[Extracted data entries]
--- START ---

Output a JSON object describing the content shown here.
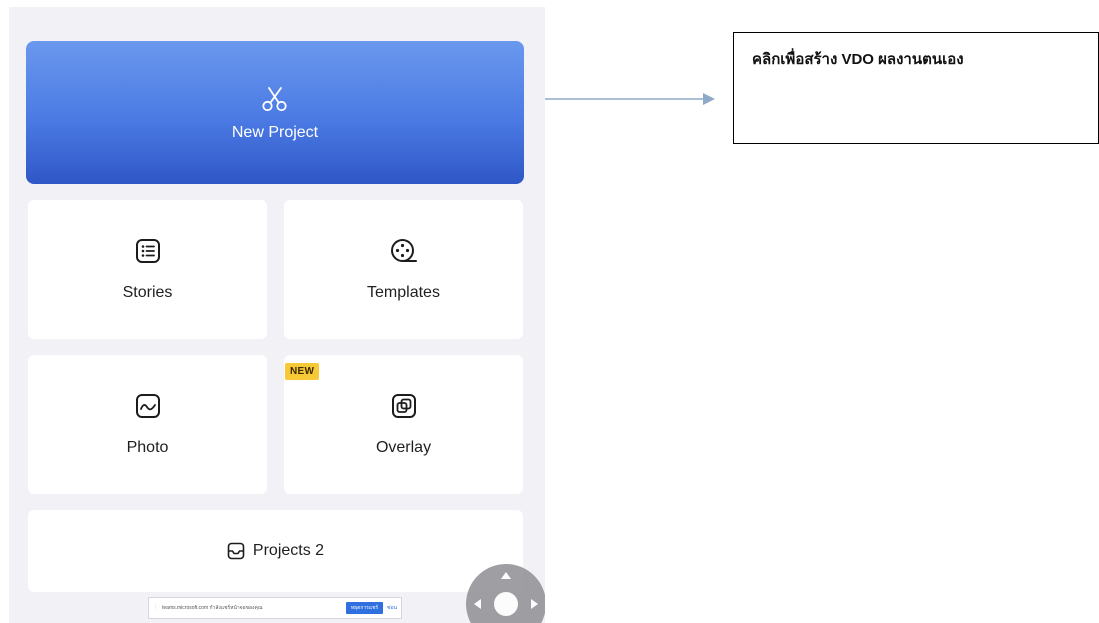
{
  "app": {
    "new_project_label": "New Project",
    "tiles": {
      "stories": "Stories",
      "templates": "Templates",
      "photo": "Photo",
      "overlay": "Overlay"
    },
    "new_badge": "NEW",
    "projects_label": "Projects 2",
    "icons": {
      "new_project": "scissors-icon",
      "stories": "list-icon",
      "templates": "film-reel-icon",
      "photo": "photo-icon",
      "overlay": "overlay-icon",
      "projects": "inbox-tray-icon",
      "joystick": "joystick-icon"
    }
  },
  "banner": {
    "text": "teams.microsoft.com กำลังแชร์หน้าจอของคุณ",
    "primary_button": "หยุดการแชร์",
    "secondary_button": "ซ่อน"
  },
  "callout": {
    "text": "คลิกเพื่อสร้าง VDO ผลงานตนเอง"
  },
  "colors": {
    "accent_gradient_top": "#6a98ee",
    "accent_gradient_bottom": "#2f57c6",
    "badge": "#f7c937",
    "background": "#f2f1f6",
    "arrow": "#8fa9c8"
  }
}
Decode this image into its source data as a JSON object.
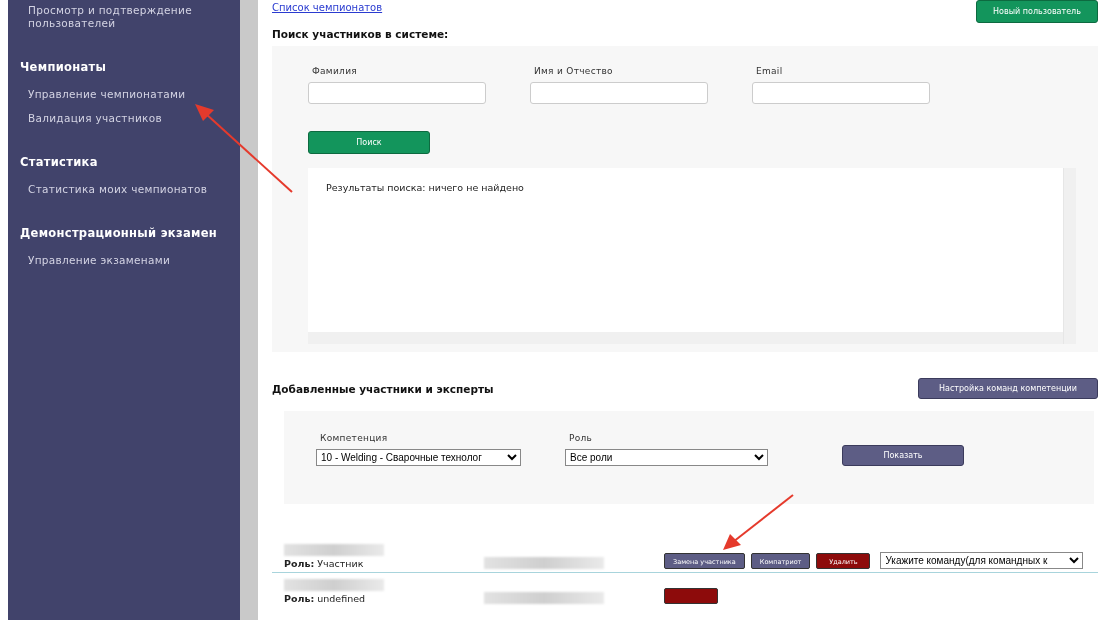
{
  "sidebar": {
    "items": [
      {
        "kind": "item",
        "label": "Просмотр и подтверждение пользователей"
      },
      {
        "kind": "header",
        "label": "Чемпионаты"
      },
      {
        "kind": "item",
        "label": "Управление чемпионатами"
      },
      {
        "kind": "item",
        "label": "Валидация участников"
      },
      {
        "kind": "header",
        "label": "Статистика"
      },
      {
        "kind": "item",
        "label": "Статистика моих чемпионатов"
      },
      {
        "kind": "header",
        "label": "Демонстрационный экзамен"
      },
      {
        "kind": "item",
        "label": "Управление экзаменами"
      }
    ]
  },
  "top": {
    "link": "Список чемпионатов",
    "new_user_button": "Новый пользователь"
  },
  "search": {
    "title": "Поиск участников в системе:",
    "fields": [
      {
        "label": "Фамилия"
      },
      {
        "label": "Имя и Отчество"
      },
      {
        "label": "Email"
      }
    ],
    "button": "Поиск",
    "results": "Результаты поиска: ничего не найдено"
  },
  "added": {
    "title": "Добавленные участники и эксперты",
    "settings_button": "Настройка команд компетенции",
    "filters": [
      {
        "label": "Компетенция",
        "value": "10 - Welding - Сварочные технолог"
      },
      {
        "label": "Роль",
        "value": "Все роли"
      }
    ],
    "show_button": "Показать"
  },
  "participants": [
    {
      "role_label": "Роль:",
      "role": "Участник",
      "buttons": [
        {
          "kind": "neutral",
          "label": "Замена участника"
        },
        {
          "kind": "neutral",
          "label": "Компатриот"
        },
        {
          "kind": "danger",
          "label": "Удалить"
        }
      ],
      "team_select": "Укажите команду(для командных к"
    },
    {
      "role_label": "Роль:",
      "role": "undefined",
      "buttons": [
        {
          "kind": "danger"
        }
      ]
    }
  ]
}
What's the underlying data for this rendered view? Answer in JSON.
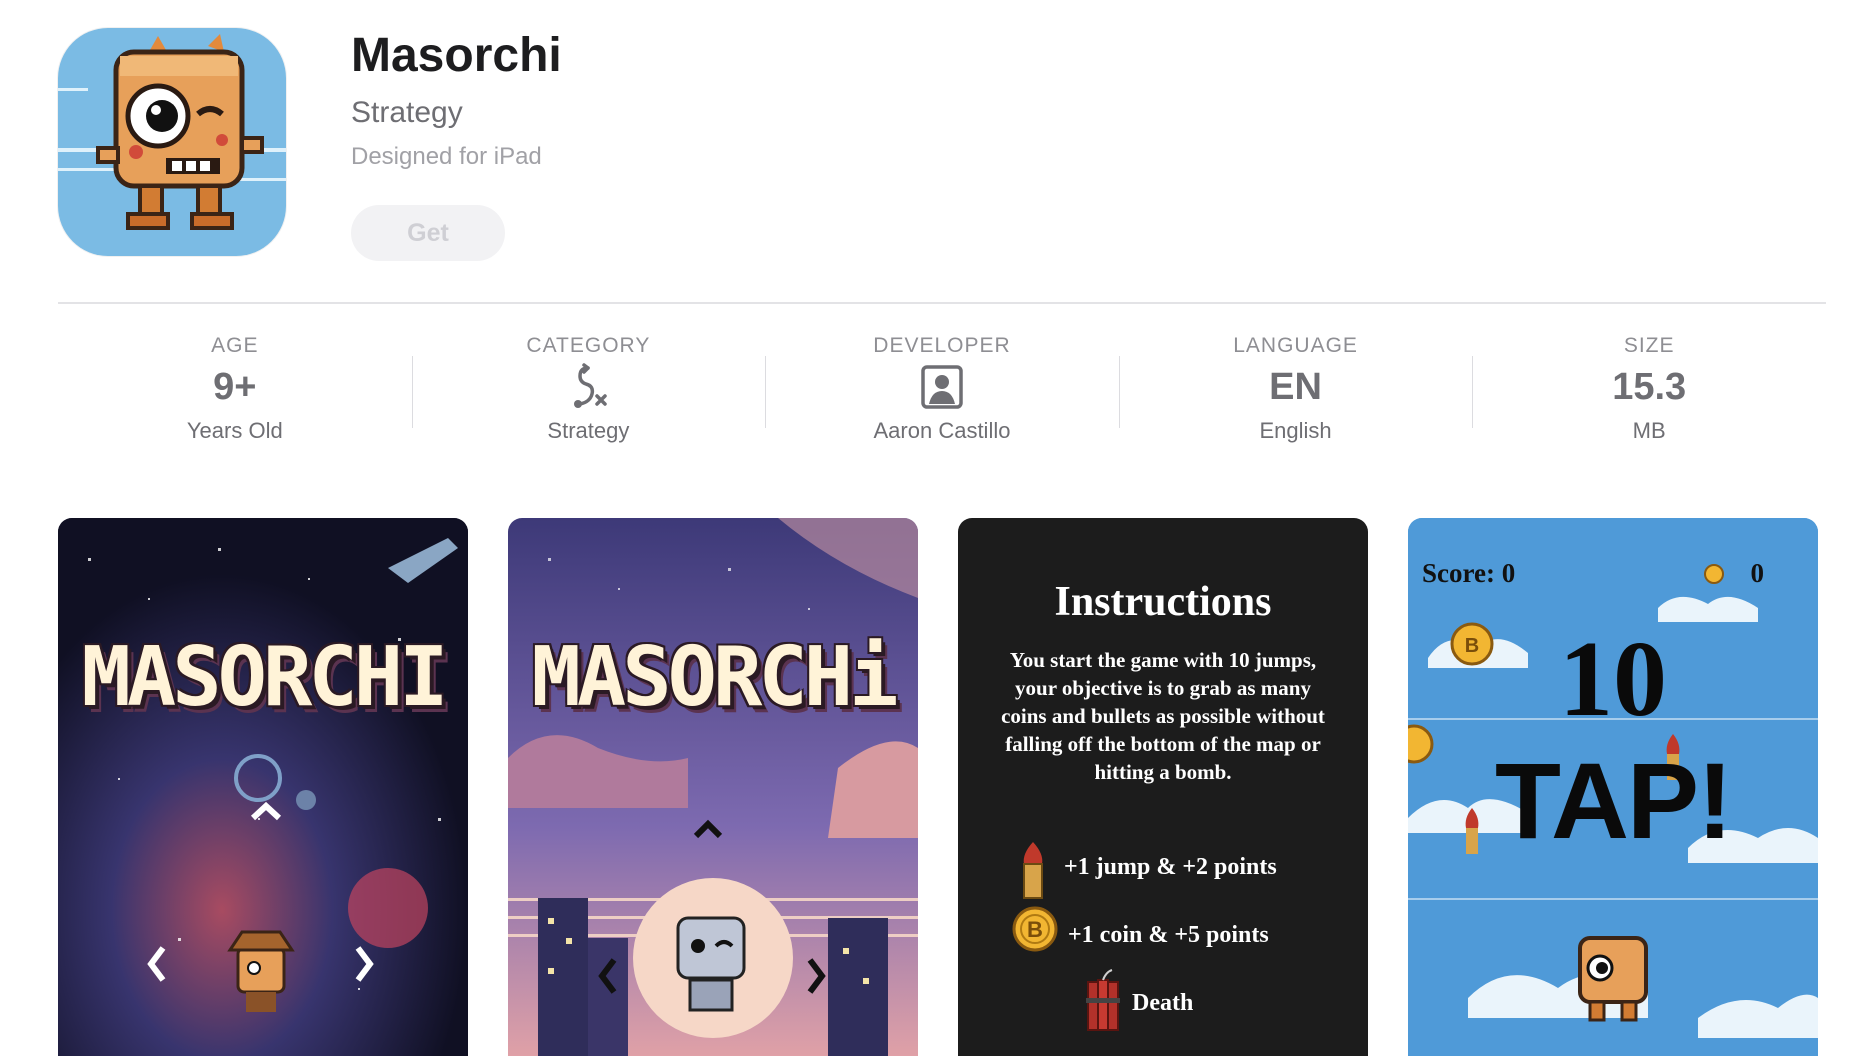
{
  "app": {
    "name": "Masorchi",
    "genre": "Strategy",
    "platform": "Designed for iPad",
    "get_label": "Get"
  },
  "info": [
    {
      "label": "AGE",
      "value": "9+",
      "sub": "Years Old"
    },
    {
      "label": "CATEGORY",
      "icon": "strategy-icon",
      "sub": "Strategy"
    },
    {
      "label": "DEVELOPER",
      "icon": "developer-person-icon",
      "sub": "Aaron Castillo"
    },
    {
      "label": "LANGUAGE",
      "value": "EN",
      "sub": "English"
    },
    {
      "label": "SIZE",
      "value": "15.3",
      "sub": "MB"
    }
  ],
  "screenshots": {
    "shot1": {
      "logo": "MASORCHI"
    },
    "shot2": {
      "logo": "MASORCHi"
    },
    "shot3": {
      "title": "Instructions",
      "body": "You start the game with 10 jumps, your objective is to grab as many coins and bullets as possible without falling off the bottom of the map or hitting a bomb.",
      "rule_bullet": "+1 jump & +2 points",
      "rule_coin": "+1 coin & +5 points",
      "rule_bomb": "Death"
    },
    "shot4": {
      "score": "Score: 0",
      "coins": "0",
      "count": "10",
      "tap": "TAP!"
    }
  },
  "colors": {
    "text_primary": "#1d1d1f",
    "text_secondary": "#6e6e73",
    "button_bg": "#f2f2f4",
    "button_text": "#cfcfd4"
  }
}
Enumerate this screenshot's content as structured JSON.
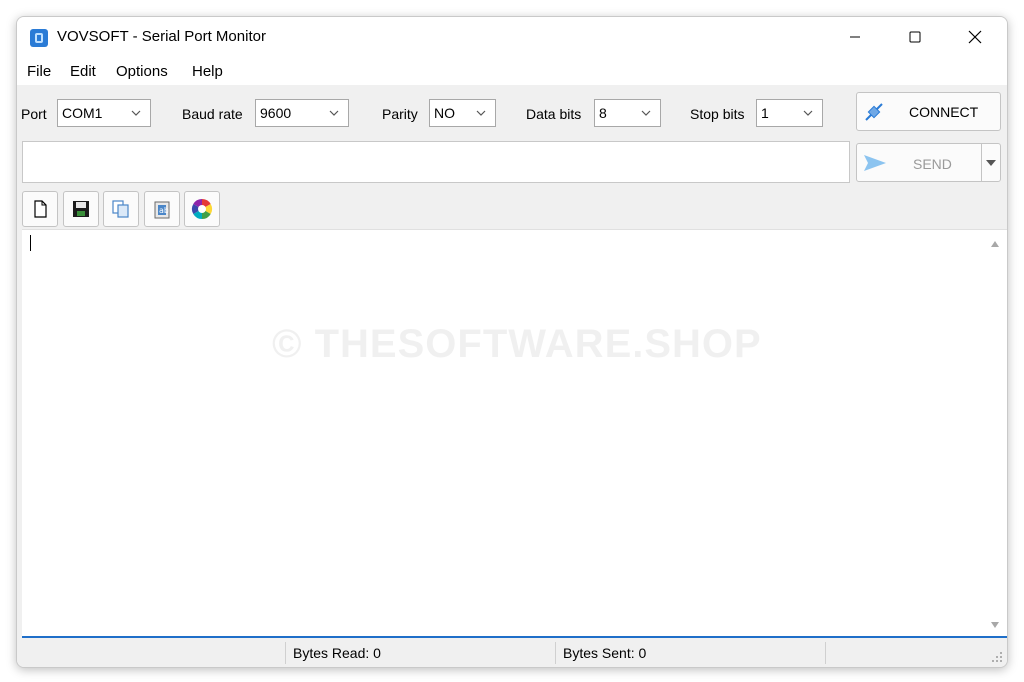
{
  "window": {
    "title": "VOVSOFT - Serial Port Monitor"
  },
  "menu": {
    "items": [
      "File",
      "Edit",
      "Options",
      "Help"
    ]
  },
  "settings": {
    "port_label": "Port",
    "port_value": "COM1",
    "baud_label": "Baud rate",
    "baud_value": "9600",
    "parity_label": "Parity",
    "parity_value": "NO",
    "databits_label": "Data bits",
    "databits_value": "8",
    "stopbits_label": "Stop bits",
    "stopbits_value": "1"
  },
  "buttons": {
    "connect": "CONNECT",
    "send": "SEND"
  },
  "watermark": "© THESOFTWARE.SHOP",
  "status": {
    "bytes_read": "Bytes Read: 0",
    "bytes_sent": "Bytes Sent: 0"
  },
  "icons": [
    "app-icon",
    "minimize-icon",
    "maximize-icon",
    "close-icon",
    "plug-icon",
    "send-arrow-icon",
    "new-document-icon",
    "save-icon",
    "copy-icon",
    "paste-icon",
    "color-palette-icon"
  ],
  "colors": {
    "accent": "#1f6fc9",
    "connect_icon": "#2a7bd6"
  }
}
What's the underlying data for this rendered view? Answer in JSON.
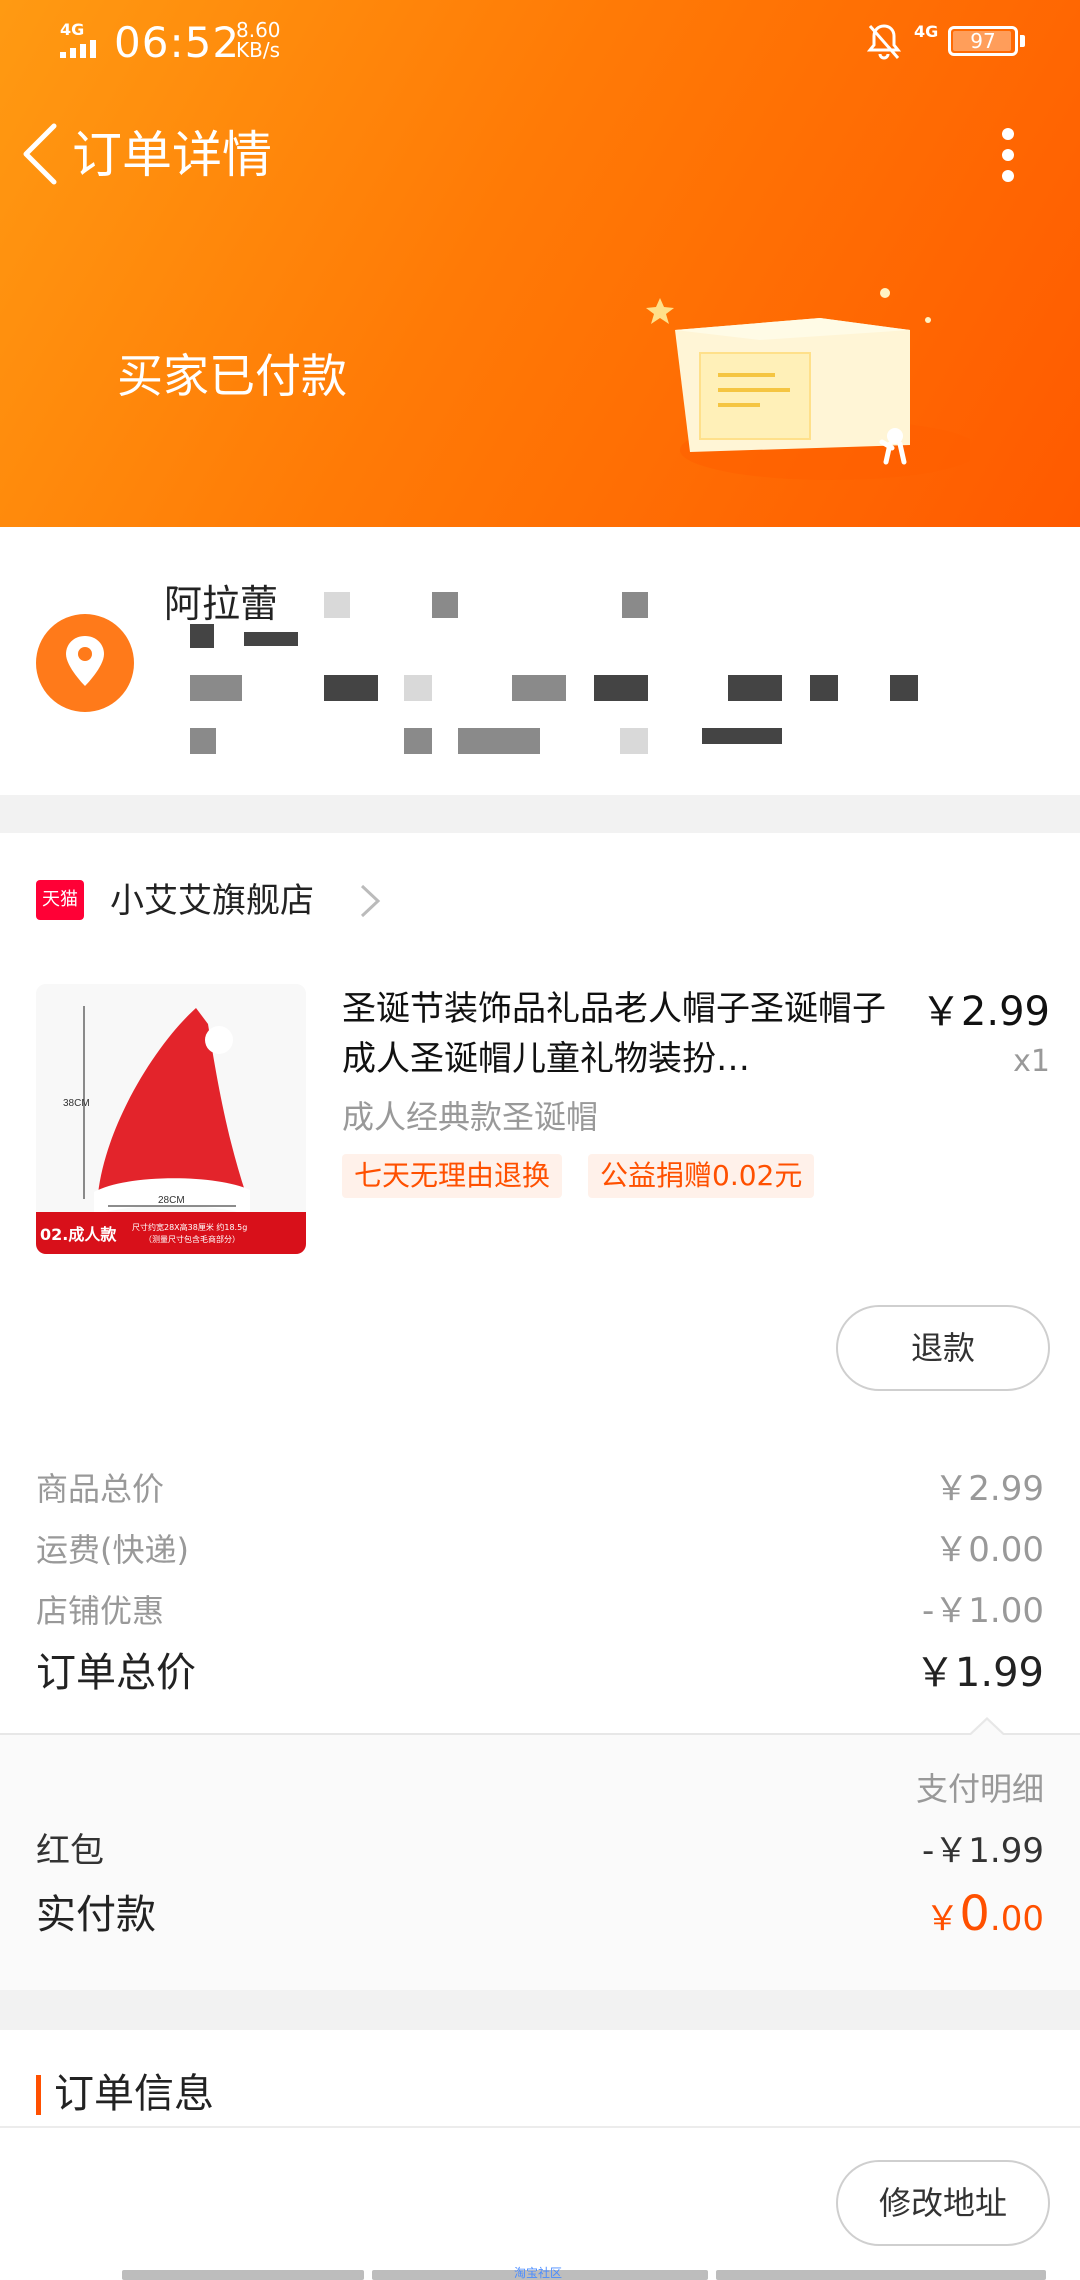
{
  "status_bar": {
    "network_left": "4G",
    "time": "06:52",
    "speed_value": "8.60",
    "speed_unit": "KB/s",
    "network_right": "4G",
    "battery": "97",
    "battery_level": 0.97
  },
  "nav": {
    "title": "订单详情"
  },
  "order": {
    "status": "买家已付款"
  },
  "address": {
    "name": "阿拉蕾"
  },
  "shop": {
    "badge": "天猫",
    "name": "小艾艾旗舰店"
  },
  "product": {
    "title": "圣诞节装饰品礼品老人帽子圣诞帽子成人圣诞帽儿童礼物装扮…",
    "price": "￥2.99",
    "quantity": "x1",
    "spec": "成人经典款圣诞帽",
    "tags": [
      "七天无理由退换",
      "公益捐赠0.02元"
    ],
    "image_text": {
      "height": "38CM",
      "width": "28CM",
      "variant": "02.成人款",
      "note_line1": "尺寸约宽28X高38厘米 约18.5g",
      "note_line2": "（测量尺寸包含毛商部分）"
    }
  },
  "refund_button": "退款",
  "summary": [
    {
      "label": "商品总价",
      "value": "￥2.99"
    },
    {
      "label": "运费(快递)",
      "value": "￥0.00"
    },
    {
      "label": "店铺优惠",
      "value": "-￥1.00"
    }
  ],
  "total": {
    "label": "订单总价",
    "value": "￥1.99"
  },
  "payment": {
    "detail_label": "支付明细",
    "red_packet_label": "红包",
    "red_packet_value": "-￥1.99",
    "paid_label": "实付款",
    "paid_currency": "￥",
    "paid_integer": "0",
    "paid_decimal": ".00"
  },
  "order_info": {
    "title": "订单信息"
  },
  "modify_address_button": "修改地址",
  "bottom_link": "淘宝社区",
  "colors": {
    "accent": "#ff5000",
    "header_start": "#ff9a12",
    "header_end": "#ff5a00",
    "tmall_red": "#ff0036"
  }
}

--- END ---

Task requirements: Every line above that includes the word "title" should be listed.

Answer below:
    "title": "Поиск участников в системе:",
    "title": "Добавленные участники и эксперты",
      "title": "Instructions",
    "title": "VOVSOFT - Serial Port Monitor"
    "title": "订单详情"
    "title": "圣诞节装饰品礼品老人帽子圣诞帽子成人圣诞帽儿童礼物装扮…",
    "title": "订单信息"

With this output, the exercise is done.